The revelation that Leeds families are being forced to look abroad for autism assessments has struck a chord with YEP readers.
Dozens of comments have been posted on Facebook, Twitter and on the Yorkshire Evening Post website over the story, which revealed that testing by the NHS in Leeds has ground to a halt despite massive investment.
We found that just five children were assessed for the condition from July until mid December while 140 Leeds children awaited autism tests – no new cases were opened by the NHS in Leeds in August or October.
On average Leeds families, like that of Ewa Walczyna, from Garforth, whose six-year-old son Harrison has been referred to Leeds Community Healthcare Trust’s (LCH) autism team, were forced to wait nearly nine months for assessments last year – triple NICE’s national guidelines. The longest wait was 70 weeks.

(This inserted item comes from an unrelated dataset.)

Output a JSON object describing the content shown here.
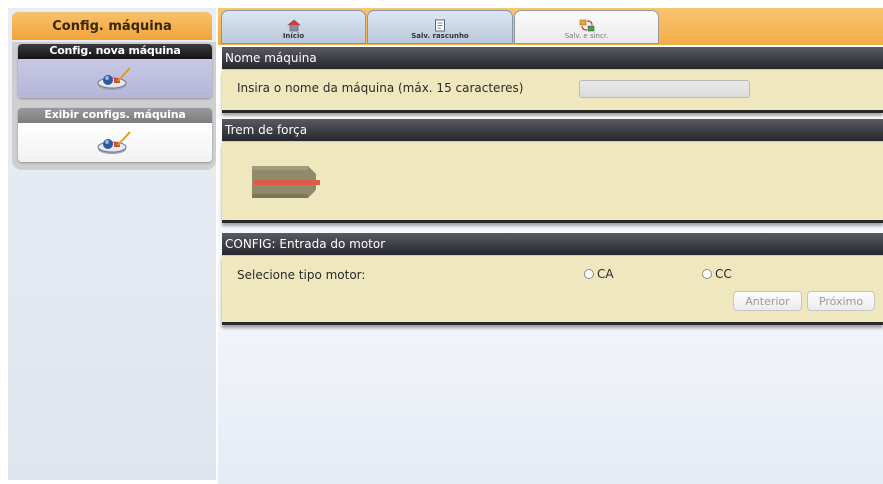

Ewa told us that she was considering taking her son to Poland for a private diagnosis due to the expense of private diagnosis in the UK and the delays they face through the NHS in Leeds.
Julie Mumsykins Miller explained on Facebook that her family first sought a diagnosis for her son when he was aged two but only received one seven years later. She said: "My son is 19 now and still struggling but under adult team lets [sic] hope we get some support."

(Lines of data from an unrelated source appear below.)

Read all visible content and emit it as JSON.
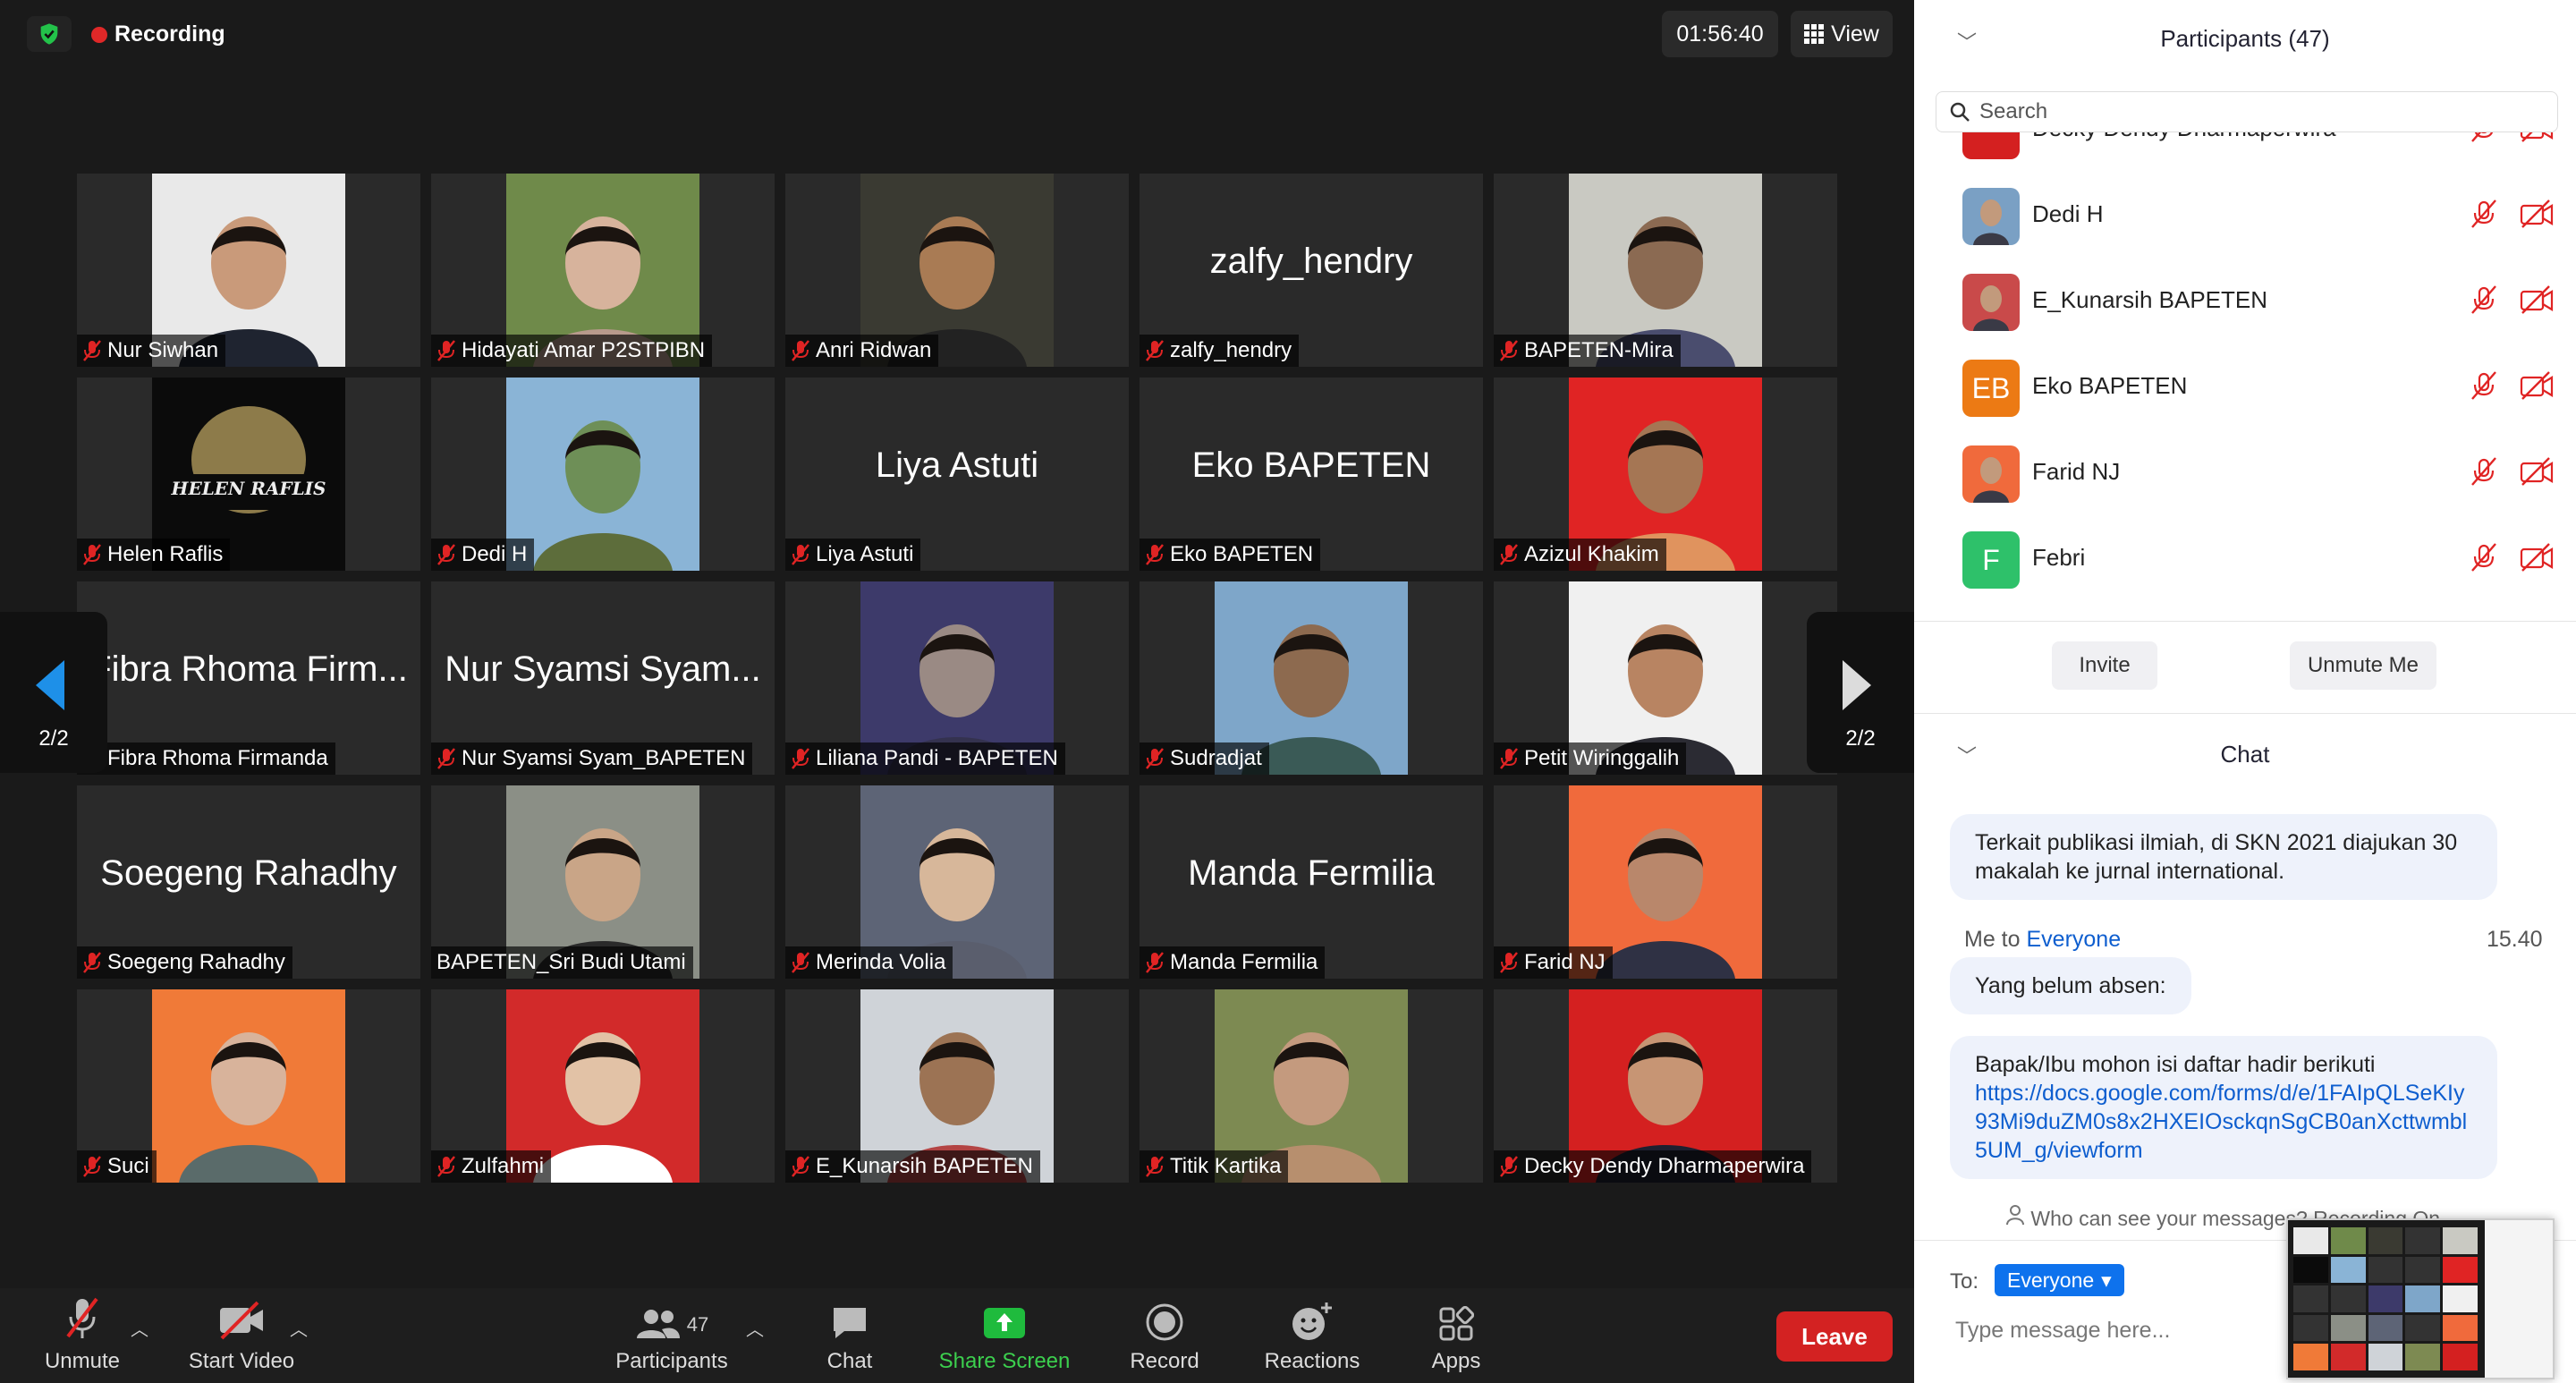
{
  "topbar": {
    "recording": "Recording",
    "timer": "01:56:40",
    "view": "View"
  },
  "gallery": [
    {
      "name": "Nur Siwhan",
      "photo": true,
      "bg": "#e9e9e9",
      "face": "#c99a7a",
      "cloth": "#1f2430"
    },
    {
      "name": "Hidayati Amar P2STPIBN",
      "photo": true,
      "bg": "#6f8a4a",
      "face": "#d7b39c",
      "cloth": "#b89a8c"
    },
    {
      "name": "Anri Ridwan",
      "photo": true,
      "bg": "#3a3a32",
      "face": "#a97b54",
      "cloth": "#222"
    },
    {
      "name": "zalfy_hendry",
      "big": "zalfy_hendry"
    },
    {
      "name": "BAPETEN-Mira",
      "photo": true,
      "bg": "#c9c9c2",
      "face": "#8b6a52",
      "cloth": "#4a4d6e"
    },
    {
      "name": "Helen Raflis",
      "photo": true,
      "bg": "#0b0b0b",
      "logo": "HELEN RAFLIS"
    },
    {
      "name": "Dedi H",
      "photo": true,
      "bg": "#8ab4d6",
      "face": "#6e8f57",
      "cloth": "#5d6d3b"
    },
    {
      "name": "Liya Astuti",
      "big": "Liya Astuti"
    },
    {
      "name": "Eko BAPETEN",
      "big": "Eko BAPETEN"
    },
    {
      "name": "Azizul Khakim",
      "photo": true,
      "bg": "#e02424",
      "face": "#a57654",
      "cloth": "#e0935e"
    },
    {
      "name": "Fibra Rhoma Firmanda",
      "big": "Fibra Rhoma Firm..."
    },
    {
      "name": "Nur Syamsi Syam_BAPETEN",
      "big": "Nur Syamsi Syam..."
    },
    {
      "name": "Liliana Pandi - BAPETEN",
      "photo": true,
      "bg": "#3d3a6a",
      "face": "#9a8a84",
      "cloth": "#34324f"
    },
    {
      "name": "Sudradjat",
      "photo": true,
      "bg": "#7ea6c9",
      "face": "#8d6a4f",
      "cloth": "#3a5a56"
    },
    {
      "name": "Petit Wiringgalih",
      "photo": true,
      "bg": "#f0f0f0",
      "face": "#b88462",
      "cloth": "#2b2b33"
    },
    {
      "name": "Soegeng Rahadhy",
      "big": "Soegeng Rahadhy"
    },
    {
      "name": "BAPETEN_Sri Budi Utami",
      "photo": true,
      "bg": "#8b8f86",
      "face": "#c9a587",
      "cloth": "#2a2a2a",
      "nomic": true
    },
    {
      "name": "Merinda Volia",
      "photo": true,
      "bg": "#5d6476",
      "face": "#d7b79a",
      "cloth": "#5a5e6d"
    },
    {
      "name": "Manda Fermilia",
      "big": "Manda Fermilia"
    },
    {
      "name": "Farid NJ",
      "photo": true,
      "bg": "#f06a3c",
      "face": "#b9876b",
      "cloth": "#2f3144"
    },
    {
      "name": "Suci",
      "photo": true,
      "bg": "#f07a38",
      "face": "#d8b39b",
      "cloth": "#5a6b6a"
    },
    {
      "name": "Zulfahmi",
      "photo": true,
      "bg": "#d22a2a",
      "face": "#e2c2a6",
      "cloth": "#ffffff"
    },
    {
      "name": "E_Kunarsih BAPETEN",
      "photo": true,
      "bg": "#cfd3d8",
      "face": "#9c7354",
      "cloth": "#b34444"
    },
    {
      "name": "Titik Kartika",
      "photo": true,
      "bg": "#7d8a52",
      "face": "#c49a7e",
      "cloth": "#b78f6e"
    },
    {
      "name": "Decky Dendy Dharmaperwira",
      "photo": true,
      "bg": "#d42020",
      "face": "#c79574",
      "cloth": "#1e2030"
    }
  ],
  "pager": {
    "label": "2/2"
  },
  "toolbar": {
    "unmute": "Unmute",
    "start_video": "Start Video",
    "participants": "Participants",
    "participants_count": "47",
    "chat": "Chat",
    "share": "Share Screen",
    "record": "Record",
    "reactions": "Reactions",
    "apps": "Apps",
    "leave": "Leave"
  },
  "participants_panel": {
    "title": "Participants (47)",
    "search_placeholder": "Search",
    "partial": "Decky Dendy Dharmaperwira",
    "rows": [
      {
        "name": "Dedi H",
        "avatar": "photo",
        "color": "#7aa0c4"
      },
      {
        "name": "E_Kunarsih BAPETEN",
        "avatar": "photo",
        "color": "#c94a4a"
      },
      {
        "name": "Eko BAPETEN",
        "avatar": "EB",
        "color": "#ec7a14"
      },
      {
        "name": "Farid NJ",
        "avatar": "photo",
        "color": "#f06a3c"
      },
      {
        "name": "Febri",
        "avatar": "F",
        "color": "#2ec16a"
      }
    ],
    "invite": "Invite",
    "unmute_me": "Unmute Me"
  },
  "chat": {
    "title": "Chat",
    "msg1": "Terkait publikasi ilmiah, di SKN 2021 diajukan 30 makalah ke jurnal international.",
    "meta_from": "Me to ",
    "meta_to": "Everyone",
    "meta_time": "15.40",
    "msg2": "Yang belum absen:",
    "msg3": "Bapak/Ibu mohon isi daftar hadir berikuti",
    "link": "https://docs.google.com/forms/d/e/1FAIpQLSeKIy93Mi9duZM0s8x2HXEIOsckqnSgCB0anXcttwmbl5UM_g/viewform",
    "who_can_see": "Who can see your messages? Recording On",
    "to_label": "To:",
    "to_value": "Everyone",
    "placeholder": "Type message here..."
  }
}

Emma Ruby Hall simply commented: "Currently been waiting for 10 months now."
Charlene McClelland has experienced similar delays. She wrote on Facebook: "Thought our son was in the spectrum at three and no diagnosis til [sic] nearly 10."
Anth Longstaff added: "We had to wait five and a half years for [sic] until a full diagnosis was issued."

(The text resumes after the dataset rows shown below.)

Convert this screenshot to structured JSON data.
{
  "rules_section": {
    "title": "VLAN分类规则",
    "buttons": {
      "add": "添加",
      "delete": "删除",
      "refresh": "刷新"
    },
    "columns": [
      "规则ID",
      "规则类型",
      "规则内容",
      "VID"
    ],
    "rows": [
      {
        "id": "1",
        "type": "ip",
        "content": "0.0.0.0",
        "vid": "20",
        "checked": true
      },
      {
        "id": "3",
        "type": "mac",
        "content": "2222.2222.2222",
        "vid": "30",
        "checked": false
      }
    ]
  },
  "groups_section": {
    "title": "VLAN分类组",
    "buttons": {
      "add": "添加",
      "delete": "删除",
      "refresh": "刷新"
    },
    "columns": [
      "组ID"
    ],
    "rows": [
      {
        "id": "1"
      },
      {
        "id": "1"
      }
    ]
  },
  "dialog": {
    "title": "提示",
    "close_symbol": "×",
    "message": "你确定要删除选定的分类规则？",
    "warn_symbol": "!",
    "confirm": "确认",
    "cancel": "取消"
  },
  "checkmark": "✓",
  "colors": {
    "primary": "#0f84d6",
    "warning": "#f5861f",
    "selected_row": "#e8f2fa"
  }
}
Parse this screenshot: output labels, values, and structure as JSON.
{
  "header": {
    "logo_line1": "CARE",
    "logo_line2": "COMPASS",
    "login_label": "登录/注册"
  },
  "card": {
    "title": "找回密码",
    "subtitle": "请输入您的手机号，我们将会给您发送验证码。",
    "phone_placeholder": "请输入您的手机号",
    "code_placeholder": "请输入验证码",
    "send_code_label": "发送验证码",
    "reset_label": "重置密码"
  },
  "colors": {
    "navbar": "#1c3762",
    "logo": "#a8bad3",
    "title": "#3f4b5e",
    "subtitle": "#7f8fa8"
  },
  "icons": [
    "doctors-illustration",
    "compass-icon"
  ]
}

The National Autistic Society (NAS) has warned that delays in diagnosis can leave children misunderstood, without the support they need and can even put them at risk of long-term mental health problems.
Other families have experienced fewer delays in other areas, including in nearby Bradford. Rob Roderick-Zabrocky said his son was picked up aged four as being on the spectrum and was diagnosed with an autism spectrum disorder within eight months. He said: "His primary school at the time were not good with it all, kept trying to teach him to be social at the detriment of academic learning, but his new academy is fantastic. Really feel for people struggling."
Through the YEP website, Swiss Cheese said: "Sad - yes, very much so. I can only imagine how hard it is to have a child with a condition like that. Tough reality of life - unfortunately, yes. The NHS was never and will never be able to deal with every condition effecting every one up and down the country."
Leeds Community Healthcare NHS Trust says it recognises the issue, which reflects the “national picture” that more young people are being referred, while the extra funds are aimed at reducing delays across CAMHS – not just autism.
LCH operations director Sam Prince said: “To ensure children and young people waiting for an autism assessment are seen as quickly as possible, we have been able to employ more staff to help reduce the CAMHS waiting lists, with those at ‘high’ risk being the first to receive care.”
The waiting list for CAMHS assessments, which address mental health issues, had 313 people on it in December – its lowest level since April. Ms Prince expects waiting times to “reduce further” in the coming months.